(Data to use begins)
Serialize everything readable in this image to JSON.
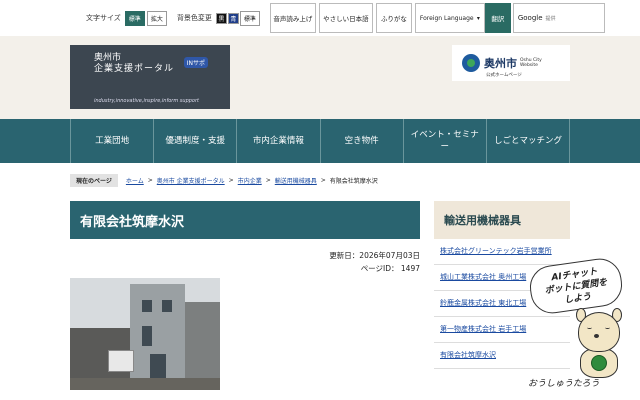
{
  "utility": {
    "font_size_label": "文字サイズ",
    "font_standard": "標準",
    "font_large": "拡大",
    "bg_label": "背景色変更",
    "bg_black": "黒",
    "bg_blue": "青",
    "bg_standard": "標準",
    "read_aloud": "音声読み上げ",
    "easy_japanese": "やさしい日本語",
    "furigana": "ふりがな",
    "foreign_language": "Foreign Language",
    "translate": "翻訳",
    "google_label": "Google",
    "google_sub": "提供"
  },
  "header": {
    "portal_line1": "奥州市",
    "portal_line2": "企業支援ポータル",
    "portal_badge": "INサポ",
    "portal_tagline": "industry,innovative,inspire,inform support",
    "city_name": "奥州市",
    "city_en_1": "Oshu City",
    "city_en_2": "Website",
    "city_small": "公式ホームページ"
  },
  "nav": {
    "items": [
      "工業団地",
      "優遇制度・支援",
      "市内企業情報",
      "空き物件",
      "イベント・セミナー",
      "しごとマッチング"
    ]
  },
  "breadcrumb": {
    "current_label": "現在のページ",
    "items": [
      "ホーム",
      "奥州市 企業支援ポータル",
      "市内企業",
      "輸送用機械器具",
      "有限会社筑摩水沢"
    ]
  },
  "page": {
    "title": "有限会社筑摩水沢",
    "updated": "更新日：2026年07月03日",
    "page_id": "ページID： 1497"
  },
  "sidebar": {
    "heading": "輸送用機械器具",
    "items": [
      "株式会社グリーンテック岩手営業所",
      "城山工業株式会社 奥州工場",
      "鈴鹿金属株式会社 東北工場",
      "第一物産株式会社 岩手工場",
      "有限会社筑摩水沢"
    ]
  },
  "chatbot": {
    "line1": "AIチャット",
    "line2": "ボットに質問を",
    "line3": "しよう",
    "name": "おうしゅうたろう"
  }
}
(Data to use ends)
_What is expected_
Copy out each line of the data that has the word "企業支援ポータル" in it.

_The answer_
    "portal_line2": "企業支援ポータル",
      "奥州市 企業支援ポータル",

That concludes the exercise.